### [Data extracts]
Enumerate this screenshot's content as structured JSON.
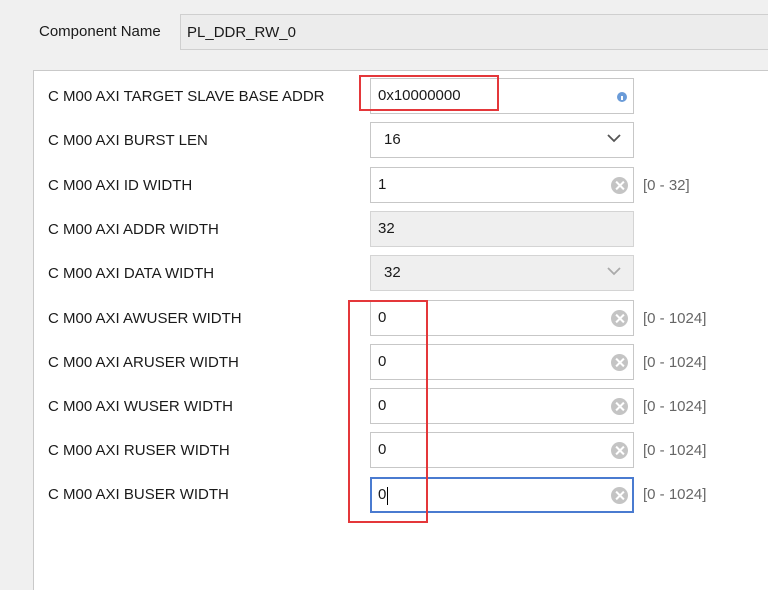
{
  "component": {
    "label": "Component Name",
    "value": "PL_DDR_RW_0"
  },
  "params": [
    {
      "label": "C M00 AXI TARGET SLAVE BASE ADDR",
      "value": "0x10000000"
    },
    {
      "label": "C M00 AXI BURST LEN",
      "value": "16"
    },
    {
      "label": "C M00 AXI ID WIDTH",
      "value": "1",
      "range": "[0 - 32]"
    },
    {
      "label": "C M00 AXI ADDR WIDTH",
      "value": "32"
    },
    {
      "label": "C M00 AXI DATA WIDTH",
      "value": "32"
    },
    {
      "label": "C M00 AXI AWUSER WIDTH",
      "value": "0",
      "range": "[0 - 1024]"
    },
    {
      "label": "C M00 AXI ARUSER WIDTH",
      "value": "0",
      "range": "[0 - 1024]"
    },
    {
      "label": "C M00 AXI WUSER WIDTH",
      "value": "0",
      "range": "[0 - 1024]"
    },
    {
      "label": "C M00 AXI RUSER WIDTH",
      "value": "0",
      "range": "[0 - 1024]"
    },
    {
      "label": "C M00 AXI BUSER WIDTH",
      "value": "0",
      "range": "[0 - 1024]"
    }
  ],
  "icons": {
    "clear": "clear-icon",
    "dropdown": "chevron-down-icon",
    "info": "info-icon"
  },
  "colors": {
    "highlight": "#e4373a",
    "focus": "#4a7bd0"
  }
}
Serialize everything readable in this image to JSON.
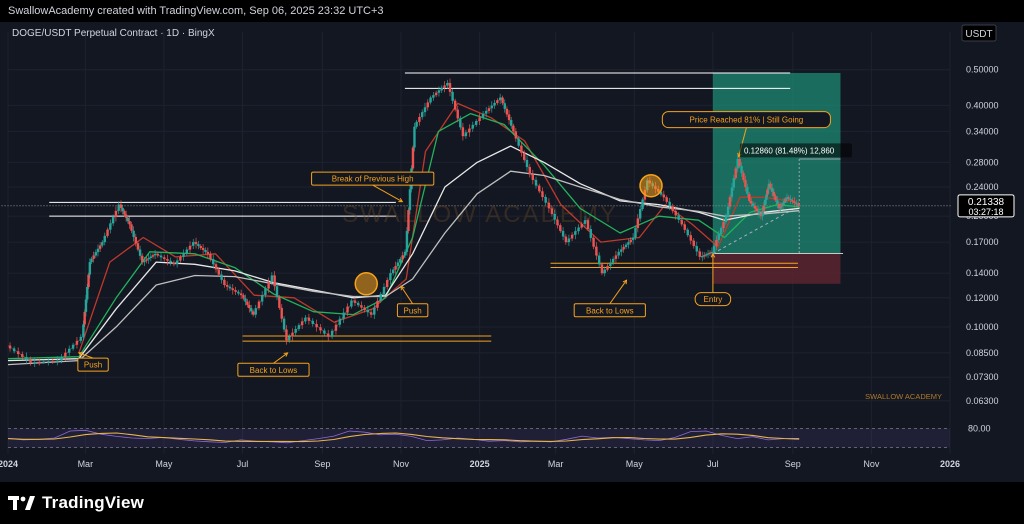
{
  "header": {
    "attribution": "SwallowAcademy created with TradingView.com, Sep 06, 2025 23:32 UTC+3"
  },
  "chart_title": "DOGE/USDT Perpetual Contract · 1D · BingX",
  "currency": "USDT",
  "watermark": "SWALLOW ACADEMY",
  "brand_tag": "SWALLOW ACADEMY",
  "footer": {
    "logo_text": "TradingView"
  },
  "colors": {
    "background": "#131722",
    "up": "#26a69a",
    "down": "#ef5350",
    "annotation": "#f7a21b",
    "profit_zone": "#1d8f76",
    "loss_zone": "#5c2530",
    "ma_fast": "#c0392b",
    "ma_mid": "#21b35a",
    "ma_slow": "#ffffff",
    "rsi": "#e8b54a",
    "rsi_band": "#7e57c2"
  },
  "chart_data": {
    "type": "line",
    "title": "DOGE/USDT Perpetual Contract · 1D · BingX",
    "yscale": "log",
    "ylim": [
      0.058,
      0.58
    ],
    "x_range": [
      "2024-01-01",
      "2026-01-01"
    ],
    "y_ticks": [
      "0.50000",
      "0.40000",
      "0.34000",
      "0.28000",
      "0.24000",
      "0.20000",
      "0.17000",
      "0.14000",
      "0.12000",
      "0.10000",
      "0.08500",
      "0.07300",
      "0.06300"
    ],
    "x_ticks": [
      {
        "label": "2024",
        "x": "2024-01-01"
      },
      {
        "label": "Mar",
        "x": "2024-03-01"
      },
      {
        "label": "May",
        "x": "2024-05-01"
      },
      {
        "label": "Jul",
        "x": "2024-07-01"
      },
      {
        "label": "Sep",
        "x": "2024-09-01"
      },
      {
        "label": "Nov",
        "x": "2024-11-01"
      },
      {
        "label": "2025",
        "x": "2025-01-01"
      },
      {
        "label": "Mar",
        "x": "2025-03-01"
      },
      {
        "label": "May",
        "x": "2025-05-01"
      },
      {
        "label": "Jul",
        "x": "2025-07-01"
      },
      {
        "label": "Sep",
        "x": "2025-09-01"
      },
      {
        "label": "Nov",
        "x": "2025-11-01"
      },
      {
        "label": "2026",
        "x": "2026-01-01"
      }
    ],
    "price_series": [
      {
        "x": "2024-01-01",
        "y": 0.089
      },
      {
        "x": "2024-01-20",
        "y": 0.08
      },
      {
        "x": "2024-02-10",
        "y": 0.081
      },
      {
        "x": "2024-02-28",
        "y": 0.094
      },
      {
        "x": "2024-03-05",
        "y": 0.15
      },
      {
        "x": "2024-03-15",
        "y": 0.17
      },
      {
        "x": "2024-03-28",
        "y": 0.215
      },
      {
        "x": "2024-04-05",
        "y": 0.19
      },
      {
        "x": "2024-04-15",
        "y": 0.15
      },
      {
        "x": "2024-04-25",
        "y": 0.158
      },
      {
        "x": "2024-05-10",
        "y": 0.148
      },
      {
        "x": "2024-05-25",
        "y": 0.17
      },
      {
        "x": "2024-06-05",
        "y": 0.158
      },
      {
        "x": "2024-06-18",
        "y": 0.13
      },
      {
        "x": "2024-07-01",
        "y": 0.122
      },
      {
        "x": "2024-07-10",
        "y": 0.108
      },
      {
        "x": "2024-07-25",
        "y": 0.138
      },
      {
        "x": "2024-08-05",
        "y": 0.092
      },
      {
        "x": "2024-08-20",
        "y": 0.106
      },
      {
        "x": "2024-09-07",
        "y": 0.094
      },
      {
        "x": "2024-09-25",
        "y": 0.118
      },
      {
        "x": "2024-10-10",
        "y": 0.108
      },
      {
        "x": "2024-10-25",
        "y": 0.14
      },
      {
        "x": "2024-11-05",
        "y": 0.16
      },
      {
        "x": "2024-11-12",
        "y": 0.35
      },
      {
        "x": "2024-11-25",
        "y": 0.42
      },
      {
        "x": "2024-12-08",
        "y": 0.46
      },
      {
        "x": "2024-12-20",
        "y": 0.33
      },
      {
        "x": "2025-01-05",
        "y": 0.38
      },
      {
        "x": "2025-01-18",
        "y": 0.42
      },
      {
        "x": "2025-01-28",
        "y": 0.34
      },
      {
        "x": "2025-02-10",
        "y": 0.26
      },
      {
        "x": "2025-02-25",
        "y": 0.21
      },
      {
        "x": "2025-03-10",
        "y": 0.17
      },
      {
        "x": "2025-03-25",
        "y": 0.195
      },
      {
        "x": "2025-04-07",
        "y": 0.14
      },
      {
        "x": "2025-04-20",
        "y": 0.16
      },
      {
        "x": "2025-05-01",
        "y": 0.175
      },
      {
        "x": "2025-05-12",
        "y": 0.25
      },
      {
        "x": "2025-05-25",
        "y": 0.225
      },
      {
        "x": "2025-06-08",
        "y": 0.19
      },
      {
        "x": "2025-06-22",
        "y": 0.155
      },
      {
        "x": "2025-07-01",
        "y": 0.16
      },
      {
        "x": "2025-07-12",
        "y": 0.2
      },
      {
        "x": "2025-07-21",
        "y": 0.286
      },
      {
        "x": "2025-07-30",
        "y": 0.22
      },
      {
        "x": "2025-08-08",
        "y": 0.2
      },
      {
        "x": "2025-08-14",
        "y": 0.245
      },
      {
        "x": "2025-08-22",
        "y": 0.21
      },
      {
        "x": "2025-08-28",
        "y": 0.225
      },
      {
        "x": "2025-09-06",
        "y": 0.2134
      }
    ],
    "moving_averages": [
      {
        "color": "#c0392b",
        "points": [
          {
            "x": "2024-02-25",
            "y": 0.085
          },
          {
            "x": "2024-03-20",
            "y": 0.15
          },
          {
            "x": "2024-04-15",
            "y": 0.175
          },
          {
            "x": "2024-05-10",
            "y": 0.155
          },
          {
            "x": "2024-06-10",
            "y": 0.158
          },
          {
            "x": "2024-07-10",
            "y": 0.122
          },
          {
            "x": "2024-08-10",
            "y": 0.12
          },
          {
            "x": "2024-09-10",
            "y": 0.103
          },
          {
            "x": "2024-10-10",
            "y": 0.112
          },
          {
            "x": "2024-11-05",
            "y": 0.135
          },
          {
            "x": "2024-11-20",
            "y": 0.3
          },
          {
            "x": "2024-12-15",
            "y": 0.405
          },
          {
            "x": "2025-01-10",
            "y": 0.37
          },
          {
            "x": "2025-02-05",
            "y": 0.32
          },
          {
            "x": "2025-03-05",
            "y": 0.215
          },
          {
            "x": "2025-04-05",
            "y": 0.17
          },
          {
            "x": "2025-05-05",
            "y": 0.175
          },
          {
            "x": "2025-05-25",
            "y": 0.215
          },
          {
            "x": "2025-06-15",
            "y": 0.19
          },
          {
            "x": "2025-07-05",
            "y": 0.165
          },
          {
            "x": "2025-07-22",
            "y": 0.225
          },
          {
            "x": "2025-08-10",
            "y": 0.225
          },
          {
            "x": "2025-09-06",
            "y": 0.218
          }
        ]
      },
      {
        "color": "#21b35a",
        "points": [
          {
            "x": "2024-01-01",
            "y": 0.082
          },
          {
            "x": "2024-02-25",
            "y": 0.083
          },
          {
            "x": "2024-03-25",
            "y": 0.12
          },
          {
            "x": "2024-04-20",
            "y": 0.16
          },
          {
            "x": "2024-05-25",
            "y": 0.158
          },
          {
            "x": "2024-06-25",
            "y": 0.145
          },
          {
            "x": "2024-07-25",
            "y": 0.123
          },
          {
            "x": "2024-08-25",
            "y": 0.11
          },
          {
            "x": "2024-09-25",
            "y": 0.108
          },
          {
            "x": "2024-10-20",
            "y": 0.12
          },
          {
            "x": "2024-11-10",
            "y": 0.175
          },
          {
            "x": "2024-11-30",
            "y": 0.34
          },
          {
            "x": "2024-12-25",
            "y": 0.38
          },
          {
            "x": "2025-01-20",
            "y": 0.355
          },
          {
            "x": "2025-02-20",
            "y": 0.275
          },
          {
            "x": "2025-03-20",
            "y": 0.21
          },
          {
            "x": "2025-04-20",
            "y": 0.18
          },
          {
            "x": "2025-05-20",
            "y": 0.2
          },
          {
            "x": "2025-06-20",
            "y": 0.195
          },
          {
            "x": "2025-07-10",
            "y": 0.175
          },
          {
            "x": "2025-07-30",
            "y": 0.205
          },
          {
            "x": "2025-08-20",
            "y": 0.215
          },
          {
            "x": "2025-09-06",
            "y": 0.212
          }
        ]
      },
      {
        "color": "#e9e9e9",
        "points": [
          {
            "x": "2024-01-01",
            "y": 0.081
          },
          {
            "x": "2024-02-25",
            "y": 0.082
          },
          {
            "x": "2024-03-25",
            "y": 0.112
          },
          {
            "x": "2024-04-25",
            "y": 0.15
          },
          {
            "x": "2024-05-25",
            "y": 0.148
          },
          {
            "x": "2024-06-25",
            "y": 0.142
          },
          {
            "x": "2024-07-25",
            "y": 0.132
          },
          {
            "x": "2024-08-25",
            "y": 0.126
          },
          {
            "x": "2024-09-25",
            "y": 0.12
          },
          {
            "x": "2024-10-20",
            "y": 0.122
          },
          {
            "x": "2024-11-10",
            "y": 0.158
          },
          {
            "x": "2024-12-05",
            "y": 0.24
          },
          {
            "x": "2024-12-30",
            "y": 0.28
          },
          {
            "x": "2025-01-25",
            "y": 0.31
          },
          {
            "x": "2025-02-20",
            "y": 0.28
          },
          {
            "x": "2025-03-20",
            "y": 0.245
          },
          {
            "x": "2025-04-20",
            "y": 0.22
          },
          {
            "x": "2025-05-20",
            "y": 0.215
          },
          {
            "x": "2025-06-20",
            "y": 0.205
          },
          {
            "x": "2025-07-10",
            "y": 0.195
          },
          {
            "x": "2025-08-10",
            "y": 0.205
          },
          {
            "x": "2025-09-06",
            "y": 0.21
          }
        ]
      },
      {
        "color": "#bfbfbf",
        "points": [
          {
            "x": "2024-01-01",
            "y": 0.079
          },
          {
            "x": "2024-02-25",
            "y": 0.081
          },
          {
            "x": "2024-03-25",
            "y": 0.1
          },
          {
            "x": "2024-04-25",
            "y": 0.13
          },
          {
            "x": "2024-05-25",
            "y": 0.138
          },
          {
            "x": "2024-06-25",
            "y": 0.137
          },
          {
            "x": "2024-07-25",
            "y": 0.131
          },
          {
            "x": "2024-08-25",
            "y": 0.125
          },
          {
            "x": "2024-09-25",
            "y": 0.121
          },
          {
            "x": "2024-10-20",
            "y": 0.121
          },
          {
            "x": "2024-11-10",
            "y": 0.135
          },
          {
            "x": "2024-12-05",
            "y": 0.18
          },
          {
            "x": "2024-12-30",
            "y": 0.23
          },
          {
            "x": "2025-01-25",
            "y": 0.265
          },
          {
            "x": "2025-02-20",
            "y": 0.258
          },
          {
            "x": "2025-03-20",
            "y": 0.24
          },
          {
            "x": "2025-04-20",
            "y": 0.222
          },
          {
            "x": "2025-05-20",
            "y": 0.212
          },
          {
            "x": "2025-06-20",
            "y": 0.206
          },
          {
            "x": "2025-07-10",
            "y": 0.2
          },
          {
            "x": "2025-08-10",
            "y": 0.203
          },
          {
            "x": "2025-09-06",
            "y": 0.207
          }
        ]
      }
    ],
    "horizontal_levels": [
      {
        "y": 0.218,
        "x1": "2024-02-02",
        "x2": "2024-10-28",
        "color": "#ffffff"
      },
      {
        "y": 0.2,
        "x1": "2024-02-02",
        "x2": "2024-10-28",
        "color": "#ffffff"
      },
      {
        "y": 0.49,
        "x1": "2024-11-04",
        "x2": "2025-08-30",
        "color": "#ffffff"
      },
      {
        "y": 0.445,
        "x1": "2024-11-04",
        "x2": "2025-08-30",
        "color": "#ffffff"
      },
      {
        "y": 0.0945,
        "x1": "2024-07-01",
        "x2": "2025-01-10",
        "color": "#f7a21b"
      },
      {
        "y": 0.0915,
        "x1": "2024-07-01",
        "x2": "2025-01-10",
        "color": "#f7a21b"
      },
      {
        "y": 0.149,
        "x1": "2025-02-25",
        "x2": "2025-09-05",
        "color": "#f7a21b"
      },
      {
        "y": 0.145,
        "x1": "2025-02-25",
        "x2": "2025-09-05",
        "color": "#f7a21b"
      },
      {
        "y": 0.2134,
        "x1": "2023-12-20",
        "x2": "2026-01-03",
        "color": "#8a8f99",
        "dotted": true
      }
    ],
    "position": {
      "x1": "2025-07-01",
      "x2": "2025-10-08",
      "entry": 0.1583,
      "target": 0.49,
      "stop": 0.131,
      "profit_color": "#1d8f76",
      "loss_color": "#5c2530"
    },
    "annotations": [
      {
        "text": "Break of Previous High",
        "x": "2024-10-10",
        "y": 0.253,
        "arrow_to": {
          "x": "2024-11-02",
          "y": 0.219
        }
      },
      {
        "text": "Push",
        "x": "2024-03-07",
        "y": 0.079,
        "arrow_to": {
          "x": "2024-02-25",
          "y": 0.085
        }
      },
      {
        "text": "Push",
        "x": "2024-11-10",
        "y": 0.111,
        "arrow_to": {
          "x": "2024-11-01",
          "y": 0.129
        }
      },
      {
        "text": "Back to Lows",
        "x": "2024-07-25",
        "y": 0.0765,
        "arrow_to": {
          "x": "2024-08-05",
          "y": 0.085
        }
      },
      {
        "text": "Back to Lows",
        "x": "2025-04-12",
        "y": 0.111,
        "arrow_to": {
          "x": "2025-04-25",
          "y": 0.134
        }
      },
      {
        "text": "Entry",
        "x": "2025-07-01",
        "y": 0.119,
        "arrow_to": {
          "x": "2025-07-01",
          "y": 0.158
        }
      },
      {
        "text": "Price Reached 81% | Still Going",
        "x": "2025-07-27",
        "y": 0.366,
        "arrow_to": {
          "x": "2025-07-21",
          "y": 0.29
        }
      }
    ],
    "circles": [
      {
        "x": "2024-10-05",
        "y": 0.131
      },
      {
        "x": "2025-05-14",
        "y": 0.242
      }
    ],
    "position_label": "0.12860 (81.48%) 12,860",
    "last_price": {
      "value": "0.21338",
      "countdown": "03:27:18"
    },
    "rsi": {
      "level_label": "80.00",
      "upper": 80,
      "lower": 20,
      "values": [
        48,
        44,
        46,
        50,
        72,
        74,
        62,
        55,
        50,
        48,
        52,
        46,
        41,
        38,
        36,
        44,
        40,
        38,
        35,
        42,
        48,
        56,
        72,
        68,
        60,
        62,
        55,
        42,
        44,
        50,
        46,
        40,
        42,
        38,
        40,
        38,
        46,
        56,
        50,
        52,
        48,
        44,
        42,
        52,
        70,
        72,
        58,
        48,
        54,
        44,
        48,
        45
      ]
    }
  }
}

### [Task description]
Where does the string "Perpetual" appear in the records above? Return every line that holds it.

### [Output for this exercise]
  "chart_title": "DOGE/USDT Perpetual Contract · 1D · BingX",
    "title": "DOGE/USDT Perpetual Contract · 1D · BingX",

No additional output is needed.